====== Records for this task

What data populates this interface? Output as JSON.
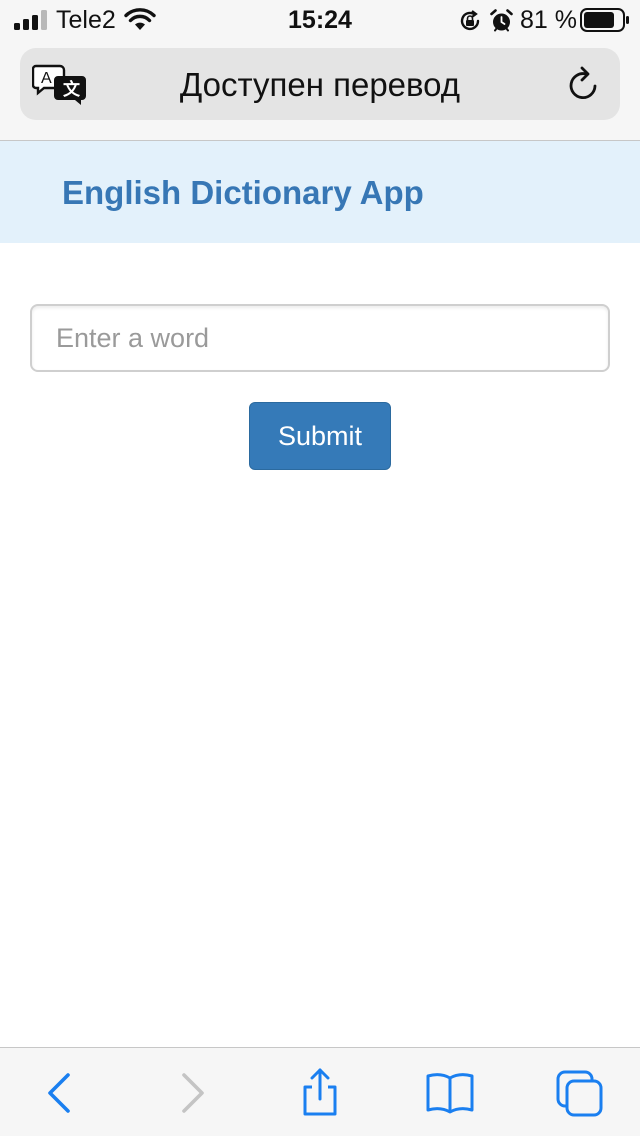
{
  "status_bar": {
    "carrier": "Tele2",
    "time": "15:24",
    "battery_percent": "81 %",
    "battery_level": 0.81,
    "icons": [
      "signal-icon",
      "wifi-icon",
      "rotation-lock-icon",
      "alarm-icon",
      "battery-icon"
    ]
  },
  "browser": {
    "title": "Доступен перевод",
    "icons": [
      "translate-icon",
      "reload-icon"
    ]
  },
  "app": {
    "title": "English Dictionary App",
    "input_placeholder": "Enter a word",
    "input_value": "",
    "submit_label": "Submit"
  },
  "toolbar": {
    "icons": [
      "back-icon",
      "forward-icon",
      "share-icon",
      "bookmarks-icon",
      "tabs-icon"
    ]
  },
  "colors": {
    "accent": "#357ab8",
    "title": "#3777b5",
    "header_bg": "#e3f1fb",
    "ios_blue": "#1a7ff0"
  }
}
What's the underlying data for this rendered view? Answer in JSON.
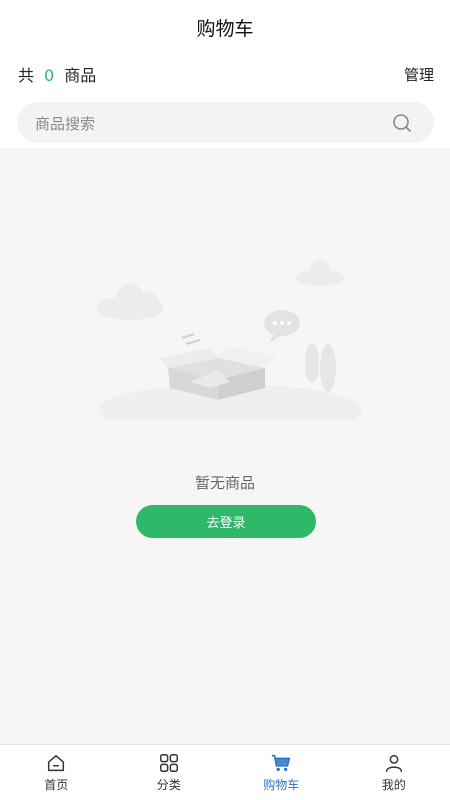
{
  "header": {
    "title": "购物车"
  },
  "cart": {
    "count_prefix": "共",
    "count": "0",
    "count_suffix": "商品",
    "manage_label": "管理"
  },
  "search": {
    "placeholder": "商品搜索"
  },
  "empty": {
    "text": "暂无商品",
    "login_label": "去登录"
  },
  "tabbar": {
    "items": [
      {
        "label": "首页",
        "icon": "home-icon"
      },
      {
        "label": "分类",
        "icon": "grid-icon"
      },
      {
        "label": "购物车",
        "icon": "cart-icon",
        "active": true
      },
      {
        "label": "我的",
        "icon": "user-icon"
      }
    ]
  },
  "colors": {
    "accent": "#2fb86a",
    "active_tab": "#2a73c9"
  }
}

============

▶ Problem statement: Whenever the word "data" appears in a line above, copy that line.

▶ Answer for this exercise:
What data populates this interface? Output as JSON.
What's the underlying data for this rendered view? Answer in JSON.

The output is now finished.